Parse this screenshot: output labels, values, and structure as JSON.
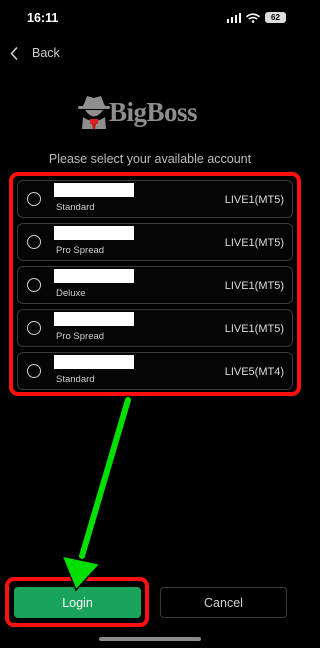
{
  "status_bar": {
    "time": "16:11",
    "battery": "62"
  },
  "nav": {
    "back_label": "Back"
  },
  "logo": {
    "text": "BigBoss"
  },
  "prompt": "Please select your available account",
  "accounts": [
    {
      "type": "Standard",
      "server": "LIVE1(MT5)"
    },
    {
      "type": "Pro Spread",
      "server": "LIVE1(MT5)"
    },
    {
      "type": "Deluxe",
      "server": "LIVE1(MT5)"
    },
    {
      "type": "Pro Spread",
      "server": "LIVE1(MT5)"
    },
    {
      "type": "Standard",
      "server": "LIVE5(MT4)"
    }
  ],
  "buttons": {
    "login": "Login",
    "cancel": "Cancel"
  },
  "colors": {
    "accent_green": "#1aa35a",
    "highlight_red": "#ff1010",
    "arrow_green": "#00e000"
  }
}
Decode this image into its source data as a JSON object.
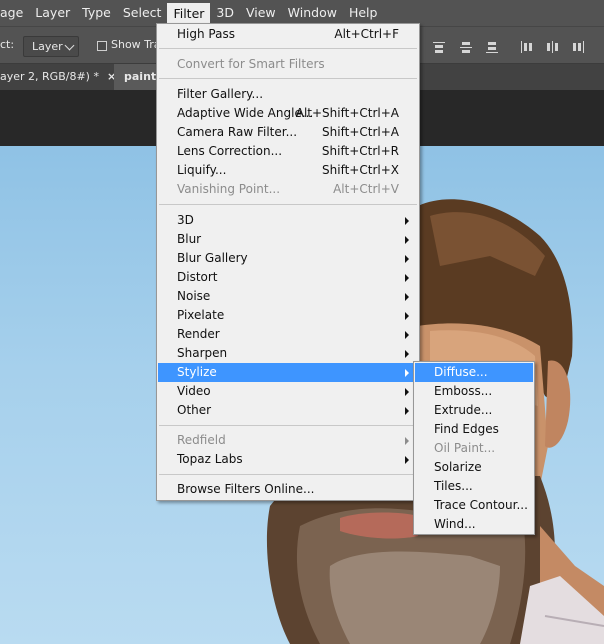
{
  "menubar": {
    "items": [
      {
        "label": "age"
      },
      {
        "label": "Layer"
      },
      {
        "label": "Type"
      },
      {
        "label": "Select"
      },
      {
        "label": "Filter",
        "active": true
      },
      {
        "label": "3D"
      },
      {
        "label": "View"
      },
      {
        "label": "Window"
      },
      {
        "label": "Help"
      }
    ]
  },
  "options": {
    "label": "ct:",
    "sample_select": "Layer",
    "show_transform": "Show Tran"
  },
  "tabs": [
    {
      "label": "ayer 2, RGB/8#) *",
      "close": "×"
    },
    {
      "label": "painti"
    }
  ],
  "filter_menu": {
    "items": [
      {
        "label": "High Pass",
        "shortcut": "Alt+Ctrl+F"
      },
      {
        "label": "Convert for Smart Filters",
        "disabled": true
      },
      {
        "label": "Filter Gallery..."
      },
      {
        "label": "Adaptive Wide Angle...",
        "shortcut": "Alt+Shift+Ctrl+A"
      },
      {
        "label": "Camera Raw Filter...",
        "shortcut": "Shift+Ctrl+A"
      },
      {
        "label": "Lens Correction...",
        "shortcut": "Shift+Ctrl+R"
      },
      {
        "label": "Liquify...",
        "shortcut": "Shift+Ctrl+X"
      },
      {
        "label": "Vanishing Point...",
        "shortcut": "Alt+Ctrl+V",
        "disabled": true
      },
      {
        "label": "3D",
        "submenu": true
      },
      {
        "label": "Blur",
        "submenu": true
      },
      {
        "label": "Blur Gallery",
        "submenu": true
      },
      {
        "label": "Distort",
        "submenu": true
      },
      {
        "label": "Noise",
        "submenu": true
      },
      {
        "label": "Pixelate",
        "submenu": true
      },
      {
        "label": "Render",
        "submenu": true
      },
      {
        "label": "Sharpen",
        "submenu": true
      },
      {
        "label": "Stylize",
        "submenu": true,
        "highlighted": true
      },
      {
        "label": "Video",
        "submenu": true
      },
      {
        "label": "Other",
        "submenu": true
      },
      {
        "label": "Redfield",
        "submenu": true,
        "disabled": true
      },
      {
        "label": "Topaz Labs",
        "submenu": true
      },
      {
        "label": "Browse Filters Online..."
      }
    ]
  },
  "stylize_submenu": {
    "items": [
      {
        "label": "Diffuse...",
        "highlighted": true
      },
      {
        "label": "Emboss..."
      },
      {
        "label": "Extrude..."
      },
      {
        "label": "Find Edges"
      },
      {
        "label": "Oil Paint...",
        "disabled": true
      },
      {
        "label": "Solarize"
      },
      {
        "label": "Tiles..."
      },
      {
        "label": "Trace Contour..."
      },
      {
        "label": "Wind..."
      }
    ]
  },
  "colors": {
    "menu_highlight": "#3e95ff",
    "menubar_bg": "#535353",
    "menu_bg": "#f0f0f0",
    "sky": "#a6d0ec"
  }
}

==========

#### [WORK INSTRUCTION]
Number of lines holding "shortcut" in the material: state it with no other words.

#### [RESPONSE BELOW]
6